As you drive along scenic Hill Country highways and byways, you can clearly see invasive bastard cabbage due to its bright yellow blooms. Not so with invasive Malta star-thistle. It is very covert and homely-looking in its diabolical quest to take over the world. See all the green stuff in the photo above? That's a thick crop of Malta star. I personally know how deceptive and sly this bad thistle species is because it pulled one over me in 2012. Then I learned what it was and what it looked like, which led to me declaring outright WAR against it!
The war continues. And now I've extended the battle lines.
With my neighbor's permission, I patroled her front yard on Cedar Street this afternoon for Malta star-thistle. THEN I looked over and saw a big crop of it on city easements at the corner of 8th and Cedar. OH MY GOODNESS! Well, I got right to work. Soon both my lovely assistants joined me. First, Gabe, one of our boy cats (he ALWAYS finds me), then my sweet husband James. Between the two of us, we pulled up two big garbage bags of thistles! Sadly, there's more to yank. James pointed out LOTS MORE that grows along another nearby city easement. Sigh.... But just think, if EVERYONE took care of their own properties and neighborhoods, we could win the battle and eventually the war against invasives. I'm not gonna give up! We're trying to take care of our neighborhood.
But alas, some property owners have HUGE populations of invasive species to handle. This afternoon, I walked a small Blanco property at the owners' bequest and was sad to tell them that they have Malta star-thistle (see top photo of this post). I couldn't advise them how to totally get rid of it, but I did suggest that they hand pull thistle around pockets of natives that they want to keep, like gaura and bluebonnets. I also gave them some names of experts to contact and asked that they keep me posted.

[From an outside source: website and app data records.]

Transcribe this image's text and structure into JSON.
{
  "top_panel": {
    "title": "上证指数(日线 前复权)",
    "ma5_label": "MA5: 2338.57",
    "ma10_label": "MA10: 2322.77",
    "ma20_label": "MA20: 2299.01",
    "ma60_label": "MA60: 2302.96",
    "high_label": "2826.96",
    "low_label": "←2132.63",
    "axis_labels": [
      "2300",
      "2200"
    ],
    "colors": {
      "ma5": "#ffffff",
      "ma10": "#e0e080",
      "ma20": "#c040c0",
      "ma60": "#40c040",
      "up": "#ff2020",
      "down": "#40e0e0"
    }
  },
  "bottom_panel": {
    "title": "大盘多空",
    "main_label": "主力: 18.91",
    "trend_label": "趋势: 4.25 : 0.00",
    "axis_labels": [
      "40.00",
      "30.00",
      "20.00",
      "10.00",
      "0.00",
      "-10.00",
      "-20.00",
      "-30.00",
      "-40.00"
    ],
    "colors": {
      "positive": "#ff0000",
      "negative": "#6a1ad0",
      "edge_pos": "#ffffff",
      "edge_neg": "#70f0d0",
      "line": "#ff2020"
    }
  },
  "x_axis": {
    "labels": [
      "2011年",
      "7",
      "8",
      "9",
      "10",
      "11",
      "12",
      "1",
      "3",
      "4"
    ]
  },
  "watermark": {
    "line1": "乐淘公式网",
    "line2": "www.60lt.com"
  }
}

How about it? Have you checked your own yard and property for bastard cabbage and Malta star-thistle? Let's pull together and wipe'em out.